→ **Task goal**
Each entry should be duplicated exactly, with no line missing.

→ **Stored items**
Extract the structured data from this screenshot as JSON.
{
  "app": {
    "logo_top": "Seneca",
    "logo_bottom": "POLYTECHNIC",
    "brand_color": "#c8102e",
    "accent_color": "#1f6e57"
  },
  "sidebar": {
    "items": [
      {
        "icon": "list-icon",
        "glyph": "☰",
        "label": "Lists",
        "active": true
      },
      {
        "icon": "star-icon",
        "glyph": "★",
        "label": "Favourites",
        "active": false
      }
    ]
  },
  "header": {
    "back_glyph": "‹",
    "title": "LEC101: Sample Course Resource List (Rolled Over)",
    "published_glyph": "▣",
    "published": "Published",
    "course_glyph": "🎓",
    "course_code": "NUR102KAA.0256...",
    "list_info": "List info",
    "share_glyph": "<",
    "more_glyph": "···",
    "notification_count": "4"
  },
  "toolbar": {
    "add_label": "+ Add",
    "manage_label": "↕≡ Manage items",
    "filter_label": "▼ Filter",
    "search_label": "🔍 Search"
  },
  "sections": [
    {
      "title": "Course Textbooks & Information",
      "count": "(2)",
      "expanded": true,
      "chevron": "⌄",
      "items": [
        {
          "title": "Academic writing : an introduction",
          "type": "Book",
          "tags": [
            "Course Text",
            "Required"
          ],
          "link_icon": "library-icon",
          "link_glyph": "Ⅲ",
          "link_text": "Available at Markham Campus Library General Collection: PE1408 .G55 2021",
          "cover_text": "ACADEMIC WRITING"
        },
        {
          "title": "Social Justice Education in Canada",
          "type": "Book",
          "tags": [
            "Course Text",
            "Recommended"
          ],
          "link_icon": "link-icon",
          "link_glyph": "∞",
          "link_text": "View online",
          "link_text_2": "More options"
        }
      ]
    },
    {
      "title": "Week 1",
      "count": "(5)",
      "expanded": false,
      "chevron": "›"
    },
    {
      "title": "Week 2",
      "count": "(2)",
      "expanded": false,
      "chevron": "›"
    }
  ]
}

→ **Task result**
Extract the structured data from this screenshot as JSON.
{
  "app": {
    "logo_top": "Seneca",
    "logo_bottom": "POLYTECHNIC",
    "brand_color": "#c8102e",
    "accent_color": "#1f6e57"
  },
  "sidebar": {
    "items": [
      {
        "icon": "list-icon",
        "glyph": "☰",
        "label": "Lists",
        "active": true
      },
      {
        "icon": "star-icon",
        "glyph": "★",
        "label": "Favourites",
        "active": false
      }
    ]
  },
  "header": {
    "back_glyph": "‹",
    "title": "LEC101: Sample Course Resource List (Rolled Over)",
    "published_glyph": "▣",
    "published": "Published",
    "course_glyph": "🎓",
    "course_code": "NUR102KAA.0256...",
    "list_info": "List info",
    "share_glyph": "<",
    "more_glyph": "···",
    "notification_count": "4"
  },
  "toolbar": {
    "add_label": "+ Add",
    "manage_label": "↕≡ Manage items",
    "filter_label": "▼ Filter",
    "search_label": "🔍 Search"
  },
  "sections": [
    {
      "title": "Course Textbooks & Information",
      "count": "(2)",
      "expanded": true,
      "chevron": "⌄",
      "items": [
        {
          "title": "Academic writing : an introduction",
          "type": "Book",
          "tags": [
            "Course Text",
            "Required"
          ],
          "link_icon": "library-icon",
          "link_glyph": "Ⅲ",
          "link_text": "Available at Markham Campus Library General Collection: PE1408 .G55 2021",
          "cover_text": "ACADEMIC WRITING"
        },
        {
          "title": "Social Justice Education in Canada",
          "type": "Book",
          "tags": [
            "Course Text",
            "Recommended"
          ],
          "link_icon": "link-icon",
          "link_glyph": "∞",
          "link_text": "View online",
          "link_text_2": "More options"
        }
      ]
    },
    {
      "title": "Week 1",
      "count": "(5)",
      "expanded": false,
      "chevron": "›"
    },
    {
      "title": "Week 2",
      "count": "(2)",
      "expanded": false,
      "chevron": "›"
    }
  ]
}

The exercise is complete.